Military communication radios typically use switched filter banks that have inherent disadvantages, such as size, weight and high-power dissipation. To alleviate these issues, a miniaturized high power tunable UHF filter uses micro-electromechanical system (MEMS) switches and lumped element components to tune from 225 to 512 MHz. The filter is configured in seven discrete steps using multiple SP4T switches to adjust the resonant frequency by selecting inductor values. The novel design approach can handle 60 W with insertion loss below 1.5 dB, which is up to 3 dB less than traditional switched filter banks that use solid-state switches. The single-resonator architecture has an ultra-small form factor of 3.4 in. x 1.6 in. x 0.7 in., which is greater than a 90 percent reduction in volume when compared to solid-state solutions.

The miniaturized UHF tunable filter bank uses MEMS switches that have inherent advantages over solid-state technologies. These switches feature lower loss, larger power input handling, greater RF linearity and reliable operation for more than 3 billion switching operations. A critical feature when comparing MEMS-based designs with solid-state technologies is the very low on resistance (Ron), which results in the lowest possible insertion loss, and an ultra-low off capacitance (Coff) that greatly reduces signal leakage. These lower parasitics offer improved “on” and “off” state operation, enabling a high Q tunable resonator with little degradation in RF performance when compared to a fixed resonator. This also offers the advantages of increased RF input power handling and minimal performance variation over the –40°C to +85°C operational temperature range.

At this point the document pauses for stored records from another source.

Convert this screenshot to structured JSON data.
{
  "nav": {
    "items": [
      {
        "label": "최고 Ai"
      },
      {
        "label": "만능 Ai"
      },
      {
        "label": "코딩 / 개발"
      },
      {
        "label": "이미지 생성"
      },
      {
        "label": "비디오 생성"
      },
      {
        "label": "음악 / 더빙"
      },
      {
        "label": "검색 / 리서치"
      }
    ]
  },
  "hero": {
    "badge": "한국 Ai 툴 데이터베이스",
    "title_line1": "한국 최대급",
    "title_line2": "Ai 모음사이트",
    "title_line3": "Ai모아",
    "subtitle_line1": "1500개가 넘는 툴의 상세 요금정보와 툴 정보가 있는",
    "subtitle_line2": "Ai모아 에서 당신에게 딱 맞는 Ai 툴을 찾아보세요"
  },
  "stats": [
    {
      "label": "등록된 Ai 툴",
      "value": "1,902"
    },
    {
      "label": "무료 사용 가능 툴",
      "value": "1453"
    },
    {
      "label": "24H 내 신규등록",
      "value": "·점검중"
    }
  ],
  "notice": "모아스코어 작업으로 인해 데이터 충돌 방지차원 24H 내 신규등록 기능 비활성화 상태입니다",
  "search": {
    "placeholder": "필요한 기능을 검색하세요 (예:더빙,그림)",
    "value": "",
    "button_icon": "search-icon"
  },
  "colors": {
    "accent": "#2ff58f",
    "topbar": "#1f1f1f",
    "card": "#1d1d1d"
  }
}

The filter’s design topology uses four SP4T MEMS switches with discrete inductors and capacitors configured as a four-pole bandpass filter. The design can be easily scaled to increase performance further by adding more MEMS switches and components for additional filter poles and zeros without drastically changing loss or size.

This filter operates in the UHF band but is not limited to these frequencies as the MEMS switches can operate from DC to 18 GHz, allowing broader bandwidth operation. This article describes the design and performance of a UHF discrete tunable MEMS filter as compared to tradition switched filter banks.


Switched filter banks (see Figure 1a) are key building blocks of frequency selective RF and microwave portions of many systems both in the receive and transmit paths. The topology of an ‘N channel’ switched filter bank is simply N filters placed between a pair of SPNT switches. This is very effective when the number of channels, N, is small; but as N increases, complexity and size rapidly become unmanageable. Increasing insertion loss due to cascading SPNT switches causes further power dissipation as well, which can create significant thermal challenges for the entire system.

Figure 1

Figure 1 Switched filter bank (a) and tunable filter (b).

Figure 2

Figure 2 Tunable 225 to 512 MHz MEMS filter.

For larger numbers of channels, a tunable filter (see Figure 1b) may provide better performance and a more compact solution than a switched filter bank. However, traditional tunable filters based on varactor diodes have significant limitations in terms of linearity and power handling. The use of MEMS switches in the frequency selective elements offers substantial advantages. The challenges in designing a tunable filter are maintaining high Q factors, maintaining performance with high power handling and temperature variation, and ensuring filter performance is maintained over the full tuning range.


The tunable filter shown in Figure 2 uses four RF MEMS SP4T switches from Menlo Microsystems (MM5130) to realize a four-section filter that is tunable from 225 to 512 MHz in discrete steps. The filter measures 2.5 x 1.25 x 0.25 inches without connectors. It tunes over the frequency range in seven discrete steps, but with 4 bit binary switch control a total of 16 steps could be implemented if required.

Table 1


Table 1 shows the performance of the MEMS tunable filter compared with a typical high power switched filter bank, and Figure 3 is a picture comparing size. Key benefits are in the areas of insertion loss and size, weight and power consumption (SWaP).

Figure 3

Figure 3 Tunable MEMS Filter compared with a typical switched filter bank.